Figure 67. Waveguide dimensions.
The correct size of a waveguide is
determined by the frequency (or wavelength) of the
energy that will be fed into the waveguide. Figure
67 shows that the narrow walls, or sidewalls, are
side a, and the top and bottom walls are side b. If
side b is one-half wavelength or less, cutoff will
occur. So the cutoff frequency can be determined
when b = /2.
Figure 66. Crisscrossing plane waves in a
a. To have energy travel through the
waveguide shown in figure 3-6 with minimum loss,
side b should be greater than one-half wavelength,
limits can be expressed, respectively, as /2 and . For the ideal waveguide the arbitrary figure for the width is b
b. Side a of the waveguide is not critical since the field does not vary in this direction. However, the
dimension must be considered when determining the amount of power the waveguide must handle. Side a, the
smaller dimension, is where arc-over may take place. Also, if side a is greater than one-half wavelength, then a
half-cycle of vertical variation is possible and the signal will be attenuated. Therefore, side a should be smaller
than /2. The outside dimensions of a rectangular waveguide should be such that the width is twice the height.

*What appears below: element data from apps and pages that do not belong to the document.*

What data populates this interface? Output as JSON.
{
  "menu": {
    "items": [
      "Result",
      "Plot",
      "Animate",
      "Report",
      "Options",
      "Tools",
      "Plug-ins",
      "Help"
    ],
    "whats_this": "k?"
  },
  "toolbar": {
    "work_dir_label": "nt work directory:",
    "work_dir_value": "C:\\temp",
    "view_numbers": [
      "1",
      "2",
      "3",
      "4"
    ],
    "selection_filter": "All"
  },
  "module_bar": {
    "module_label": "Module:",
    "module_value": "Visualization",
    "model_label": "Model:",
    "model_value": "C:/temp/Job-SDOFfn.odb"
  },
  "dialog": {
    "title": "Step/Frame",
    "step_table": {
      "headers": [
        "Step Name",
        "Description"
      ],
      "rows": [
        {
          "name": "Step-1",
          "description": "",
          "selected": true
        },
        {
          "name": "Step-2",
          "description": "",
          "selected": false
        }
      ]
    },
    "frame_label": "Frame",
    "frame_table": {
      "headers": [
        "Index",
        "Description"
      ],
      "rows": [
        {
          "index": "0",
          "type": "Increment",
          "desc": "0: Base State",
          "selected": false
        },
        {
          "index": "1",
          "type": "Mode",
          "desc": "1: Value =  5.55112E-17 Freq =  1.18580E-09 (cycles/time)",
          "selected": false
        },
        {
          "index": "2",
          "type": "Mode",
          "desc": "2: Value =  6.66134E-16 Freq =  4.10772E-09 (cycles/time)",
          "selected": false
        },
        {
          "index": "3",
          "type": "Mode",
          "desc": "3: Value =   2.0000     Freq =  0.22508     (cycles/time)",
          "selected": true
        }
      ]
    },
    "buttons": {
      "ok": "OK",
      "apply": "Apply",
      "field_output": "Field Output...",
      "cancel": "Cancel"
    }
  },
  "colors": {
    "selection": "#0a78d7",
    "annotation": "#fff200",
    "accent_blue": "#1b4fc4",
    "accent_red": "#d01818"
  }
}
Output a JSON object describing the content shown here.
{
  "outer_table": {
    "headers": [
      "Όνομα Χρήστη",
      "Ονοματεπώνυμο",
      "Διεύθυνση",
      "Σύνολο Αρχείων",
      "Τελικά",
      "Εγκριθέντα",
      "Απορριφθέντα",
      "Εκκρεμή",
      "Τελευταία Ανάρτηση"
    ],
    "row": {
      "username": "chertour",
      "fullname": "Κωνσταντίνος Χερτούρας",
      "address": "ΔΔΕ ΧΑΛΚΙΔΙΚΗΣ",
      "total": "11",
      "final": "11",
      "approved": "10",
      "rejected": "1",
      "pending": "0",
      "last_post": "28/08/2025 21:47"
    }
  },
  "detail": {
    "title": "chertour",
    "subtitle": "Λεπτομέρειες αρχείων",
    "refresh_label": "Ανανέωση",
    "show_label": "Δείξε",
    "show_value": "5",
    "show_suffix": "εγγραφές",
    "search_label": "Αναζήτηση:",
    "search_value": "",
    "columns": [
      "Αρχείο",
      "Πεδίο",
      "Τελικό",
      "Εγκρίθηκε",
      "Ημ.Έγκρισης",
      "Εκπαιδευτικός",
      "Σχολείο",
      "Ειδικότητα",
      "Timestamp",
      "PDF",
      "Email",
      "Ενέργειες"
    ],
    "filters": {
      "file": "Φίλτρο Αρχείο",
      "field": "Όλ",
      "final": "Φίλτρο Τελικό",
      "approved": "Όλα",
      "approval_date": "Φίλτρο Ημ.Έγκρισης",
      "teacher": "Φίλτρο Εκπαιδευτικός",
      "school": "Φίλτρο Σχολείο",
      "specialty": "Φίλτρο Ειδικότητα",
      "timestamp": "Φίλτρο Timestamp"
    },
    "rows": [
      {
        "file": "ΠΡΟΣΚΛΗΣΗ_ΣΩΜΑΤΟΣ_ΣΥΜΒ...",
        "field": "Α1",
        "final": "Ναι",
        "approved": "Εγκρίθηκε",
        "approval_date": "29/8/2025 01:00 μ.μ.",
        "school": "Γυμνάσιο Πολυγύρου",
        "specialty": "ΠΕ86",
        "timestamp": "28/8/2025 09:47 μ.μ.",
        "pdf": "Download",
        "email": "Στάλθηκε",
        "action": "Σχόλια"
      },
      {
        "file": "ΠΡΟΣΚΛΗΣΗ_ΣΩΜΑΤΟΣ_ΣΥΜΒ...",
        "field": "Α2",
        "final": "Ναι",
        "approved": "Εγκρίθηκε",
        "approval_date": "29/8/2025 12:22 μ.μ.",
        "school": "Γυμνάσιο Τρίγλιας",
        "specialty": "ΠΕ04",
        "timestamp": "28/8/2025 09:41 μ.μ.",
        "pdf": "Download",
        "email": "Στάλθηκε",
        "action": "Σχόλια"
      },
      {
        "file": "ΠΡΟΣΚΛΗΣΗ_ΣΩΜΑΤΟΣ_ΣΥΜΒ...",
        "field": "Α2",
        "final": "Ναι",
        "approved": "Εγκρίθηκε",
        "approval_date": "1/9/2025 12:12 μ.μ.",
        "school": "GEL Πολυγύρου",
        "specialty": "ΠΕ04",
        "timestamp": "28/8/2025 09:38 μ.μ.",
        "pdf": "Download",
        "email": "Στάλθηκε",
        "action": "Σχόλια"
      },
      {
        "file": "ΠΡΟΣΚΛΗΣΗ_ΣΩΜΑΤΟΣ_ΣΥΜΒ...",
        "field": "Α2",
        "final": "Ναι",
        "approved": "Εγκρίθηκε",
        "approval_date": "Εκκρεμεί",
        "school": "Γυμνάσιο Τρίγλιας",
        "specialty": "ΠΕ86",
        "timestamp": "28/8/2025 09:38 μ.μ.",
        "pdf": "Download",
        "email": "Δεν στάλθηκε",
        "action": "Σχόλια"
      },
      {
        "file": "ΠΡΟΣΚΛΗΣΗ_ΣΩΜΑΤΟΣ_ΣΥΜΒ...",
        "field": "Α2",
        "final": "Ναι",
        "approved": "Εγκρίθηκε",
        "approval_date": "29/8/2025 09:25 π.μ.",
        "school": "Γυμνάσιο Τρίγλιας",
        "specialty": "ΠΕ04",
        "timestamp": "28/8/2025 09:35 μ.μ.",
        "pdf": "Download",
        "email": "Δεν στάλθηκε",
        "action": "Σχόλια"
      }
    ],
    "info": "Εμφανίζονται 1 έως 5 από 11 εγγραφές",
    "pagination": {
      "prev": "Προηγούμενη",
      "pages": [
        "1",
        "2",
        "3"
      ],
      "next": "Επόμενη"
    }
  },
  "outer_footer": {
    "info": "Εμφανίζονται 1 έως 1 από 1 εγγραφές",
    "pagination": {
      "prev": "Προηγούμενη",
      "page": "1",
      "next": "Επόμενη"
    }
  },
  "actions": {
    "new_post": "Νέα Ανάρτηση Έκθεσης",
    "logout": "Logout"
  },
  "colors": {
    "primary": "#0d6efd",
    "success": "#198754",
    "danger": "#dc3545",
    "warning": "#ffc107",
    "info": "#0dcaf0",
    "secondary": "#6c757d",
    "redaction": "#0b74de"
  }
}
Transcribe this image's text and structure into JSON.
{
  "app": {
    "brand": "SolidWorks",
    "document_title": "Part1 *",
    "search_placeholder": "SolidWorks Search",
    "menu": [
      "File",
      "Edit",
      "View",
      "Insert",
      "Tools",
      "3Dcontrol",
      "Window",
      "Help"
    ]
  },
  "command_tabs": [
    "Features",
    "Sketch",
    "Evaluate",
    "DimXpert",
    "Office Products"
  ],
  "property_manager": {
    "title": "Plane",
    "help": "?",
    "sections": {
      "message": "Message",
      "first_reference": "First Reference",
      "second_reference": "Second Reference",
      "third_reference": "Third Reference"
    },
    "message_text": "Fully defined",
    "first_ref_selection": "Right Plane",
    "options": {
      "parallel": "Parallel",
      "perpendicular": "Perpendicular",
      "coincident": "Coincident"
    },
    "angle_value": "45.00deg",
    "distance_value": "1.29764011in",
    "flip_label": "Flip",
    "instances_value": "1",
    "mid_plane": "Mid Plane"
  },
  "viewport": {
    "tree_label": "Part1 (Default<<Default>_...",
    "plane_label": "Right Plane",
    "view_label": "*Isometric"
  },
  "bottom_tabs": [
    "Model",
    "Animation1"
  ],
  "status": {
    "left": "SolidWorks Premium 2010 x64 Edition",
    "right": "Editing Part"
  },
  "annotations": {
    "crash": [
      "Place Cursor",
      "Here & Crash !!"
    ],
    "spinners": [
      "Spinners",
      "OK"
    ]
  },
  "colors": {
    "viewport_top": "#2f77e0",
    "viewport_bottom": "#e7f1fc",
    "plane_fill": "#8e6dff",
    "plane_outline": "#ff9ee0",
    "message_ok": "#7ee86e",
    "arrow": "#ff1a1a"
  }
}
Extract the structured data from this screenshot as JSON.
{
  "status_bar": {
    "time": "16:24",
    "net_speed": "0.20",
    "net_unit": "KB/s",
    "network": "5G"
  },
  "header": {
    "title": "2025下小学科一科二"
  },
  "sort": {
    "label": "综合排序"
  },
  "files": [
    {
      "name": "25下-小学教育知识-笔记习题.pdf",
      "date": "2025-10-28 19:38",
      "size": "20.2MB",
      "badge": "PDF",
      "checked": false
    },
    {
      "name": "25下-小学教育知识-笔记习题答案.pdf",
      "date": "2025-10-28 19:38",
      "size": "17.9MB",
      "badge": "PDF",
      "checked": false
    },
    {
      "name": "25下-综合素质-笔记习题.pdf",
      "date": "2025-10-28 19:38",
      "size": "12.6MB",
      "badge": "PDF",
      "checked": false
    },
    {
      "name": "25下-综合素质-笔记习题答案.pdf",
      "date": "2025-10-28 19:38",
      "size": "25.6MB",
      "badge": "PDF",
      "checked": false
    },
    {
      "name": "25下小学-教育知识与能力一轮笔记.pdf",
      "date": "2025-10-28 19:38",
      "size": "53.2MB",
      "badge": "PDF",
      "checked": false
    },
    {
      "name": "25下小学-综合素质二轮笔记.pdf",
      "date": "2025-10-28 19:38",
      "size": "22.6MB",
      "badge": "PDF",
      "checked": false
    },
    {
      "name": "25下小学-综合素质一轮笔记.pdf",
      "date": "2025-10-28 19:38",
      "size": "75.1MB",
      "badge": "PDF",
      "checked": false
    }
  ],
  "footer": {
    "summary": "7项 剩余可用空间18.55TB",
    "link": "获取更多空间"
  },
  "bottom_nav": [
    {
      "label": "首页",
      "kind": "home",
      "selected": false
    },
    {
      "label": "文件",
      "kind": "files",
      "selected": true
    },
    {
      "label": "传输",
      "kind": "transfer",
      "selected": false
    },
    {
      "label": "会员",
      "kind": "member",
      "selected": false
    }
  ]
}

The ratio of the inside dimensions is somewhat greater than 2 to1.